Father-Figures and Maiden Aunts
To the Editor:
In Mr. Henry Elkin’s letter in your April issue, it is his contention, as I understand it, that Nathan Leites’s book on the character of the Bolshevik is limited by the “inadequacies of (his) Freudian theory,” but that from a “broader, anthropologically sounder psychological viewpoint” many things left unexplained in Mr. Leites’s work can be illuminated satisfactorily.
It is not hard to guess what this broader, sounder psychology might be. Mr. Elkin’s letter is addressed from Zurich, but he is modest enough not to drop names. However, there may be other psychological viewpoints, some of them even sounder and broader than Dr. Jung’s, and from the standpoint of one of these (which J shall leave nameless) Mr. Elkin’s argument is quite dubious, and, on certain things, downright wrong.
For instance, Mr. Elkin identifies Malenkov with the trend toward the Mother-figure (loving, bounteous) and even uses Malenkov’s plumpness to fortify this point. Quite simply this is incredible. If Malenkov was overthrown by the Sons of the Father (the successors to Stalin) then we are faced with a fact which has no consistent anthropological proof—viz., the murder of the Mother by the Sons. I believe even Mr. Elkin will grant this is absurd.
There is, however, another loving, bounteous figure with which Malenkov may be truthfully identified, and once this is done the inadequacies of both Mr. Leites and Mr. Elkin will be corrected. Malenkov was an Uncle-figure, a type which can be both good and evil but is at all times mythically alive. This would make the collective leadership that succeeded Stalin not a band of Sons, but curiously enough a group of Nephews. Murder of uncles by nephews and nephews by uncles is a common historical incident and in the present case only follows a well-traveled road.

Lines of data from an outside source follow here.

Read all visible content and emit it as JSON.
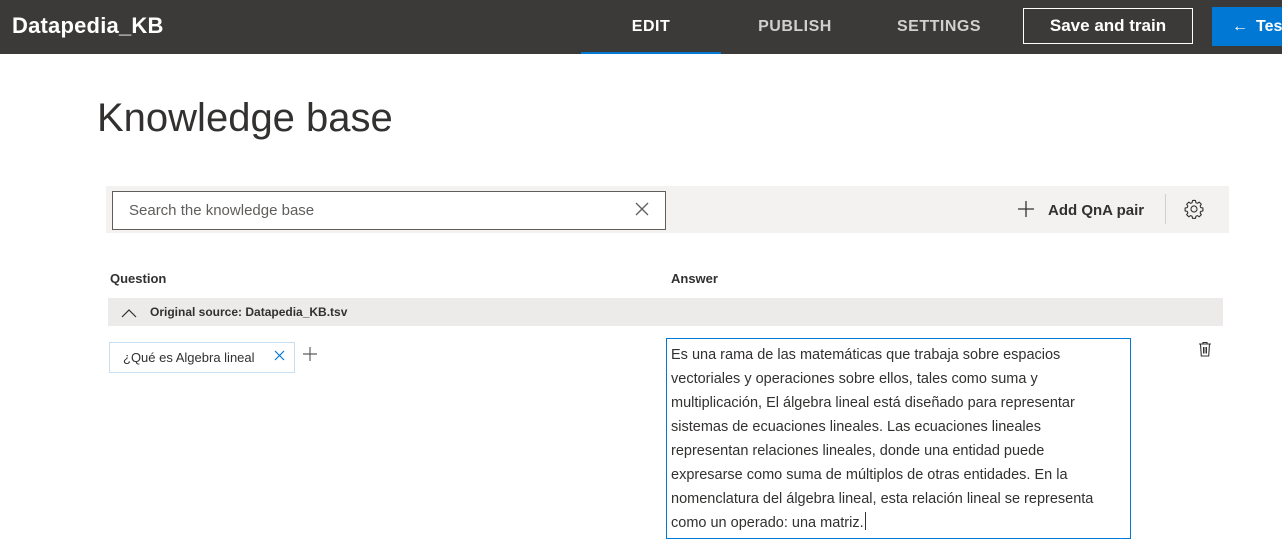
{
  "header": {
    "app_title": "Datapedia_KB",
    "tabs": [
      {
        "label": "EDIT",
        "active": true
      },
      {
        "label": "PUBLISH",
        "active": false
      },
      {
        "label": "SETTINGS",
        "active": false
      }
    ],
    "save_label": "Save and train",
    "test_label": "Test",
    "test_icon": "arrow-left-icon"
  },
  "page": {
    "title": "Knowledge base"
  },
  "toolbar": {
    "search_placeholder": "Search the knowledge base",
    "search_value": "",
    "add_label": "Add QnA pair"
  },
  "columns": {
    "question": "Question",
    "answer": "Answer"
  },
  "group": {
    "label": "Original source: Datapedia_KB.tsv",
    "expanded": true
  },
  "qna": [
    {
      "question": "¿Qué es Algebra lineal",
      "answer_lines": [
        "Es una rama de las matemáticas que trabaja sobre espacios",
        "vectoriales y operaciones sobre ellos, tales como suma y",
        "multiplicación, El álgebra lineal está diseñado para representar",
        "sistemas de ecuaciones lineales. Las ecuaciones lineales",
        "representan relaciones lineales, donde una entidad puede",
        "expresarse como suma de múltiplos de otras entidades. En la",
        "nomenclatura del álgebra lineal, esta relación lineal se representa",
        "como un operado: una matriz."
      ]
    }
  ],
  "colors": {
    "topbar": "#3b3a39",
    "accent": "#0078d4",
    "toolbar_bg": "#f3f2f1",
    "group_bg": "#edebe9"
  }
}
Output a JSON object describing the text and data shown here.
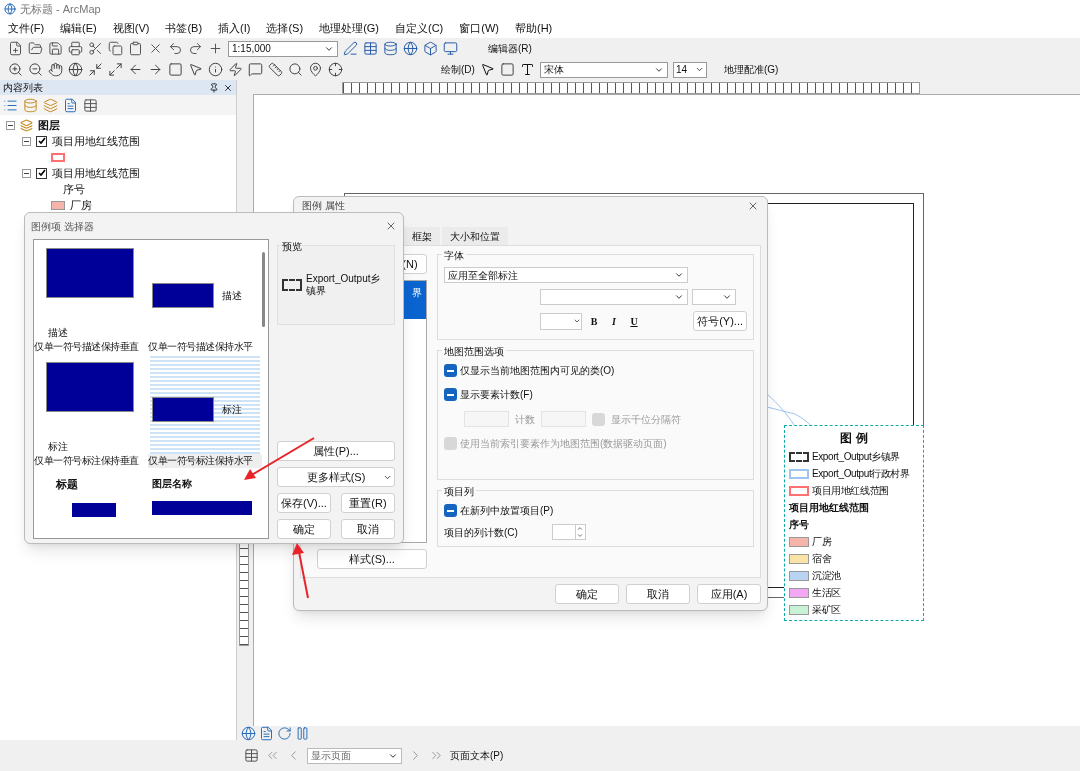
{
  "window": {
    "title": "无标题 - ArcMap"
  },
  "menu": [
    "文件(F)",
    "编辑(E)",
    "视图(V)",
    "书签(B)",
    "插入(I)",
    "选择(S)",
    "地理处理(G)",
    "自定义(C)",
    "窗口(W)",
    "帮助(H)"
  ],
  "toolbar": {
    "scale": "1:15,000",
    "editor": "编辑器(R)",
    "drawing": "绘制(D)",
    "font": "宋体",
    "font_size": "14",
    "georeferencing": "地理配准(G)"
  },
  "toc": {
    "title": "内容列表",
    "tree": [
      {
        "kind": "group",
        "label": "图层",
        "expanded": true,
        "children": [
          {
            "kind": "layer",
            "label": "项目用地红线范围",
            "checked": true,
            "expanded": true,
            "children": [
              {
                "kind": "outline_patch",
                "color": "#ff7070"
              }
            ]
          },
          {
            "kind": "layer",
            "label": "项目用地红线范围",
            "checked": true,
            "expanded": true,
            "children": [
              {
                "kind": "heading",
                "label": "序号"
              },
              {
                "kind": "fill_patch",
                "color": "#f4b4aa",
                "label": "厂房"
              }
            ]
          }
        ]
      }
    ]
  },
  "legend": {
    "title": "图 例",
    "items": [
      {
        "kind": "dashed_patch",
        "color": "#333333",
        "label": "Export_Output乡镇界"
      },
      {
        "kind": "outline_patch",
        "color": "#9ec4f0",
        "label": "Export_Output行政村界"
      },
      {
        "kind": "outline_patch",
        "color": "#ff7070",
        "label": "项目用地红线范围"
      },
      {
        "kind": "heading",
        "label": "项目用地红线范围"
      },
      {
        "kind": "subheading",
        "label": "序号"
      },
      {
        "kind": "fill_patch",
        "color": "#f4b4aa",
        "label": "厂房"
      },
      {
        "kind": "fill_patch",
        "color": "#fbe3a8",
        "label": "宿舍"
      },
      {
        "kind": "fill_patch",
        "color": "#b9d3f3",
        "label": "沉淀池"
      },
      {
        "kind": "fill_patch",
        "color": "#f2a8f2",
        "label": "生活区"
      },
      {
        "kind": "fill_patch",
        "color": "#c8f2d6",
        "label": "采矿区"
      }
    ]
  },
  "properties": {
    "title": "图例 属性",
    "tabs": [
      {
        "label": "框架",
        "selected": false
      },
      {
        "label": "大小和位置",
        "selected": false
      }
    ],
    "left": {
      "button_fragment": "(N)",
      "list_fragment": "界",
      "style_button": "样式(S)..."
    },
    "font_group": {
      "title": "字体",
      "apply_combo": "应用至全部标注",
      "format": [
        "B",
        "I",
        "U"
      ],
      "symbol_button": "符号(Y)..."
    },
    "extent_group": {
      "title": "地图范围选项",
      "rows": [
        {
          "kind": "check",
          "label": "仅显示当前地图范围内可见的类(O)",
          "checked": true,
          "disabled": false
        },
        {
          "kind": "check",
          "label": "显示要素计数(F)",
          "checked": true,
          "disabled": false
        },
        {
          "kind": "count",
          "label": "计数",
          "option": {
            "label": "显示千位分隔符",
            "checked": false,
            "disabled": true
          }
        },
        {
          "kind": "check",
          "label": "使用当前索引要素作为地图范围(数据驱动页面)",
          "checked": false,
          "disabled": true
        }
      ]
    },
    "column_group": {
      "title": "项目列",
      "option": {
        "label": "在新列中放置项目(P)",
        "checked": true,
        "disabled": false
      },
      "count_label": "项目的列计数(C)"
    },
    "buttons": [
      "确定",
      "取消",
      "应用(A)"
    ]
  },
  "selector": {
    "title": "图例项 选择器",
    "gallery": [
      {
        "kind": "vertical",
        "caption": "描述",
        "label": "仅单一符号描述保持垂直",
        "selected": false
      },
      {
        "kind": "horizontal",
        "caption": "描述",
        "label": "仅单一符号描述保持水平",
        "selected": false
      },
      {
        "kind": "vertical",
        "caption": "标注",
        "label": "仅单一符号标注保持垂直",
        "selected": false
      },
      {
        "kind": "horizontal",
        "caption": "标注",
        "label": "仅单一符号标注保持水平",
        "selected": true
      },
      {
        "kind": "title",
        "caption": "标题",
        "selected": false
      },
      {
        "kind": "layer",
        "caption": "图层名称",
        "selected": false
      }
    ],
    "preview": {
      "title": "预览",
      "label": "Export_Output乡镇界"
    },
    "buttons": {
      "properties": "属性(P)...",
      "more": "更多样式(S)",
      "save": "保存(V)...",
      "reset": "重置(R)",
      "ok": "确定",
      "cancel": "取消"
    }
  },
  "status_bar": {
    "page_combo": "显示页面",
    "page_text": "页面文本(P)"
  }
}
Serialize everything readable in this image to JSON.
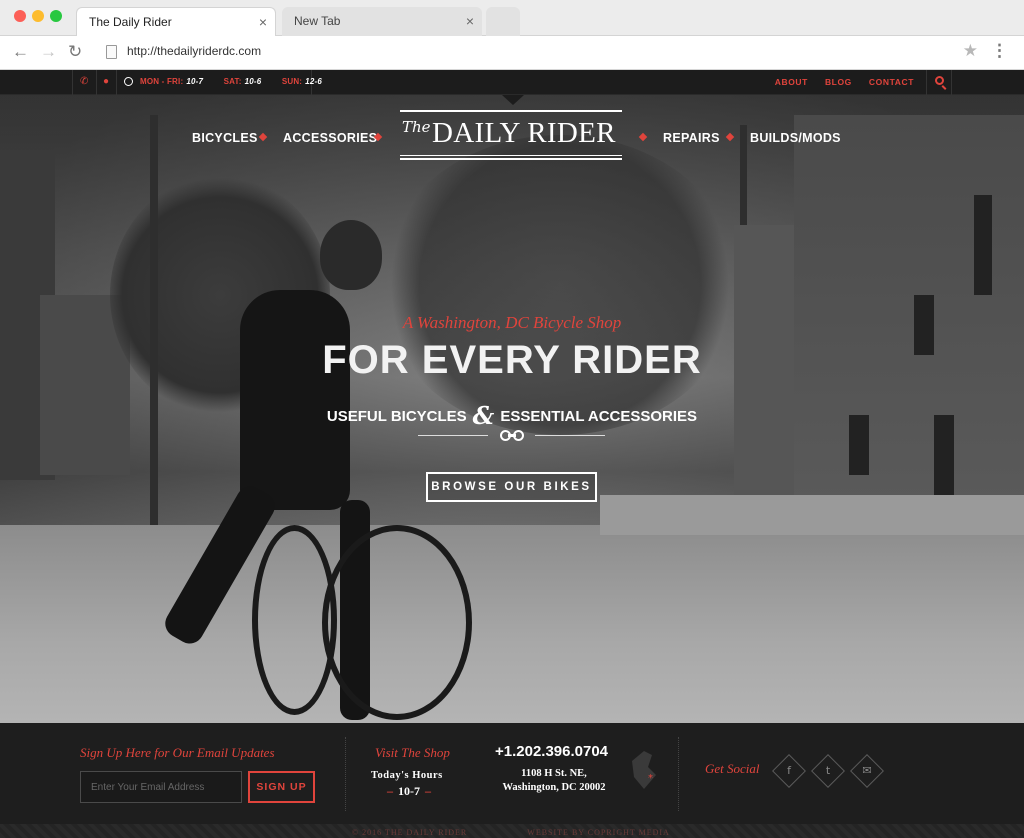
{
  "browser": {
    "active_tab": "The Daily Rider",
    "inactive_tab": "New Tab",
    "close_glyph": "×",
    "url": "http://thedailyriderdc.com"
  },
  "topbar": {
    "hours": [
      {
        "label": "MON - FRI:",
        "value": "10-7"
      },
      {
        "label": "SAT:",
        "value": "10-6"
      },
      {
        "label": "SUN:",
        "value": "12-6"
      }
    ],
    "links": [
      "ABOUT",
      "BLOG",
      "CONTACT"
    ]
  },
  "nav": {
    "left": [
      "BICYCLES",
      "ACCESSORIES"
    ],
    "right": [
      "REPAIRS",
      "BUILDS/MODS"
    ]
  },
  "logo": {
    "the": "The",
    "name": "DAILY RIDER"
  },
  "hero": {
    "tagline": "A Washington, DC Bicycle Shop",
    "headline": "FOR EVERY RIDER",
    "sub_left": "USEFUL BICYCLES",
    "sub_amp": "&",
    "sub_right": "ESSENTIAL ACCESSORIES",
    "button": "BROWSE OUR BIKES"
  },
  "footer": {
    "signup_title": "Sign Up Here for Our Email Updates",
    "email_placeholder": "Enter Your Email Address",
    "signup_button": "SIGN UP",
    "visit_title": "Visit The Shop",
    "today_label": "Today's Hours",
    "today_hours": "10-7",
    "phone": "+1.202.396.0704",
    "address_line1": "1108 H St. NE,",
    "address_line2": "Washington, DC 20002",
    "social_title": "Get Social",
    "copyright": "© 2016 THE DAILY RIDER",
    "credit": "WEBSITE BY COPRIGHT MEDIA"
  },
  "colors": {
    "accent": "#e0443c",
    "dark": "#1e1e1e"
  },
  "icons": [
    "phone-icon",
    "map-pin-icon",
    "clock-icon",
    "search-icon",
    "chain-link-icon",
    "dc-map-icon",
    "facebook-icon",
    "twitter-icon",
    "email-icon"
  ]
}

The Father-figure, therefore, is not a deep necessity at this moment in Russia and Mr. Elkin’s surmise that the Soviet generals will perhaps come to play that role is quite without grounds.
Actually, the “impressively uniformed and bemedalled generals” are by the very laws of symbology barred forever from the seats of power. It should be obvious that the very uniforms and medals are a limiting factor, symbolizing one function and one function only. They are part of the family, yet outside it. They are not Cousins, for cousins are only related, not part of the family at any time. The generals are then quite simply Brother-in-law figures and, as such, attentive to their wives who are the Sisters of the Nephews now ruling Russia. With the Father dead, the Uncle overthrown, and with the Mother never having played any role at all, it is difficult to see how Mr. Elkin’s argument can now be taken seriously.
And as a last triumphant proof that the foregoing analysis is correct, let us consider the case of Mr. Bulganin, the Soviet Premier. It is well known that Mr. Bulganin is one of the rulers of Russia, a Nephew. Yet he appears before us in the guise of a Brother-in-law, a general. This signifies that as Prime Minister his power is that of a Brother-in-law, strictly nil, and that the real strength still lies with the ununiformed Nephews. All authorities on Russian affairs are unanimous in the opinion that Mr. Bulganin is merely a figurehead, and this opinion is now verified by psychology.
Let me add that out here in Los Angeles we are tensely awaiting the appearance of the Maiden Aunt. This formidable figure is death on Nephews and her arrival will mean the end of the Soviet dictatorship. At that time Mr. Elkin’s hope for the return of God the Father may be realized. Let us hope so.
Los Angeles, California